** Opening Task input block **

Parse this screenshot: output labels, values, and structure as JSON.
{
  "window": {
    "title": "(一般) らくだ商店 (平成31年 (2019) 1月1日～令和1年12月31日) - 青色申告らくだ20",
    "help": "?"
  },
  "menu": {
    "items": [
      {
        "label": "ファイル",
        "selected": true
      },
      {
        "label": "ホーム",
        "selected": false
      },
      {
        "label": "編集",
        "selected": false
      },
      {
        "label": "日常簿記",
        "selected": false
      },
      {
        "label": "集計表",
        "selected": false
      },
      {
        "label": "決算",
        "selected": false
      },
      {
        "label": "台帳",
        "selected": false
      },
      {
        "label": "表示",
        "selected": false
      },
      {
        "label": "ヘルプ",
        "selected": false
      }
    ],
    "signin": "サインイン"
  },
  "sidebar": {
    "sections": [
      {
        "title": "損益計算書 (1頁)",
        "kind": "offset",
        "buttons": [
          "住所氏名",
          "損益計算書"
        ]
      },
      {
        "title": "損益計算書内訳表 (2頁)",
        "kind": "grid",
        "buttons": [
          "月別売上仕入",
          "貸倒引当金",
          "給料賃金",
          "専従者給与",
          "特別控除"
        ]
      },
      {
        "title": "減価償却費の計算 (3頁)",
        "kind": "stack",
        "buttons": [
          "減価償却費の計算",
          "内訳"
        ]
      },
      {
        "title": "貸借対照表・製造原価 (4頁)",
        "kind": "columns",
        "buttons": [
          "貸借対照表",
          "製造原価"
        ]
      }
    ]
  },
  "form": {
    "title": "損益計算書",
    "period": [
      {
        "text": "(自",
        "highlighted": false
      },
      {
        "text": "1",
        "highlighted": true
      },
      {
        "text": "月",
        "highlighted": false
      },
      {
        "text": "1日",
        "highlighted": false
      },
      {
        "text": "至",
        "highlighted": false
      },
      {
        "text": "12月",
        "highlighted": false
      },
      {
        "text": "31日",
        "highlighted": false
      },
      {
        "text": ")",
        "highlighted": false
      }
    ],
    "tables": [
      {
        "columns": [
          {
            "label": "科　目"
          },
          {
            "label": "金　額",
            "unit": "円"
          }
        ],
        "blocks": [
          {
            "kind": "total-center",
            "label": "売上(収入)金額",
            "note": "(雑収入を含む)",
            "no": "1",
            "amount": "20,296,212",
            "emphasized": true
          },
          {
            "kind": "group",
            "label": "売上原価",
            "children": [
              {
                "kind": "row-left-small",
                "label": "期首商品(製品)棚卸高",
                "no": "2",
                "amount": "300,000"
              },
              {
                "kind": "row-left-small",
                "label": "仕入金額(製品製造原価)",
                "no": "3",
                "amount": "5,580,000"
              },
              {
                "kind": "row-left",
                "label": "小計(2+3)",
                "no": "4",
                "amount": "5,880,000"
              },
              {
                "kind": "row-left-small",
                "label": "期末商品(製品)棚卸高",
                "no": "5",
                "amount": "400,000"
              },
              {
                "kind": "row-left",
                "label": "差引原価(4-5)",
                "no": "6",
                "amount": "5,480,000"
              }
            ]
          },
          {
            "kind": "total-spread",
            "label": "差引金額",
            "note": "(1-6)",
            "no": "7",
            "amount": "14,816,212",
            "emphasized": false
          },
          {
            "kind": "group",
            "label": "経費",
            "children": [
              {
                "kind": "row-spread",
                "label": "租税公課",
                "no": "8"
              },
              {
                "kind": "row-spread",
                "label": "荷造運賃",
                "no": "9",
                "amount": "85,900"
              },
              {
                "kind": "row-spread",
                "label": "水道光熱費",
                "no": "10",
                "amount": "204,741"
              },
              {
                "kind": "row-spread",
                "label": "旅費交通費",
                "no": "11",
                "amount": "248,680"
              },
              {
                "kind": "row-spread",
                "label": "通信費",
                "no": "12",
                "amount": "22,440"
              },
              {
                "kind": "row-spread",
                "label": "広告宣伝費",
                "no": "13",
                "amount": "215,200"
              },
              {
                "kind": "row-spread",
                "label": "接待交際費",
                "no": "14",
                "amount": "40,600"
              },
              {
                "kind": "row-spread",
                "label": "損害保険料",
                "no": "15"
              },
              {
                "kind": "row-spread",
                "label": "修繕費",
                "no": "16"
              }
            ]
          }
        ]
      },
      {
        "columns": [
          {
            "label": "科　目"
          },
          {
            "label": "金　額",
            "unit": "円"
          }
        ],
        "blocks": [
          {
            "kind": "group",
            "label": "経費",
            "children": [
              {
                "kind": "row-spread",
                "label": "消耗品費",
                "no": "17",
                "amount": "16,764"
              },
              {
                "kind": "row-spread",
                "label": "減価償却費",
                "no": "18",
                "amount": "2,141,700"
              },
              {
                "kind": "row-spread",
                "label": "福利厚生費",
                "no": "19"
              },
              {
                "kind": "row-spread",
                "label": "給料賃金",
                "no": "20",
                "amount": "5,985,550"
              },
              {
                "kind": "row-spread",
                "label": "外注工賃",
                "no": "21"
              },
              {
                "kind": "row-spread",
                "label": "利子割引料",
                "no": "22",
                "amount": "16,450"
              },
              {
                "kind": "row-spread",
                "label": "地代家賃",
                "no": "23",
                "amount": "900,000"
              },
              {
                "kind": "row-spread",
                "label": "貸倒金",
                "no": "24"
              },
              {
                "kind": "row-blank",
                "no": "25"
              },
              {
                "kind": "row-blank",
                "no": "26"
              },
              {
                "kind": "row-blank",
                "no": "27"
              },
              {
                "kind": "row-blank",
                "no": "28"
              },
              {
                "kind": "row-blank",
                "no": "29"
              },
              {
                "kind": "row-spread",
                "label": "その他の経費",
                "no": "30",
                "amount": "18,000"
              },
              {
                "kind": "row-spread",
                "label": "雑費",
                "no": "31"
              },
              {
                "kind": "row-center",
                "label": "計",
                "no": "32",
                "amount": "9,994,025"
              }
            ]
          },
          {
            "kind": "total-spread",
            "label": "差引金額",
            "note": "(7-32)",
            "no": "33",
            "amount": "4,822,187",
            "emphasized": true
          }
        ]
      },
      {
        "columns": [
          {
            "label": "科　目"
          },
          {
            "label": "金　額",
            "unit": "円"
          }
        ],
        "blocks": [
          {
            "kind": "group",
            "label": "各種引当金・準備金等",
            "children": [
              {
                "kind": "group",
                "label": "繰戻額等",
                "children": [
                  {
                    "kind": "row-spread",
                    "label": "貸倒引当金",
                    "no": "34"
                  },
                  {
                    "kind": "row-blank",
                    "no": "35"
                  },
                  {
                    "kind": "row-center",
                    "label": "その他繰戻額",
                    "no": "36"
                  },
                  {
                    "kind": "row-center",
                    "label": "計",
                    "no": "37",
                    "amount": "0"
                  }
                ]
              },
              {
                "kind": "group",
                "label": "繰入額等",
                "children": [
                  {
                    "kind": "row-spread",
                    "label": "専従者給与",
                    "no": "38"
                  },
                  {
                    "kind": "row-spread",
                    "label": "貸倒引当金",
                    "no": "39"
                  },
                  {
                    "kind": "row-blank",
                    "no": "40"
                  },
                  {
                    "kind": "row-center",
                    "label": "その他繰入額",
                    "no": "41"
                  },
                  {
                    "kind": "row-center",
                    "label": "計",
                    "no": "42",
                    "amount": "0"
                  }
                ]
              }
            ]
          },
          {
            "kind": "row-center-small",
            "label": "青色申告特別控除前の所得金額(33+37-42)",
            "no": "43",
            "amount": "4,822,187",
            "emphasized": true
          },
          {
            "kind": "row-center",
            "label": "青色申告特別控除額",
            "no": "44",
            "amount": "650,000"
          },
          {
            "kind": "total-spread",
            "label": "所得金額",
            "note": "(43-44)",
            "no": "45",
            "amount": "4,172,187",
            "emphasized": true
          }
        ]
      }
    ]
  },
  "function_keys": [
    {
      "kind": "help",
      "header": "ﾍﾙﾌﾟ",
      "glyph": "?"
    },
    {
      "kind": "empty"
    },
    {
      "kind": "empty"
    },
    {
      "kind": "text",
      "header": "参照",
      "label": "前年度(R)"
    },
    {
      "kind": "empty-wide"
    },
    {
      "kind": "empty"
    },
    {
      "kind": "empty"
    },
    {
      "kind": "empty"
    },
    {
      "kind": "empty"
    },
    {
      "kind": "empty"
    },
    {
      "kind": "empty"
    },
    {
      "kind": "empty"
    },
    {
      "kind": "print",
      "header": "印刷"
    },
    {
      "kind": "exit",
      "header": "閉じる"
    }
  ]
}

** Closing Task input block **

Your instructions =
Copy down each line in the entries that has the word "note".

Solved exercise =
            "note": "(雑収入を含む)",
            "note": "(1-6)",
            "note": "(7-32)",
            "note": "(43-44)",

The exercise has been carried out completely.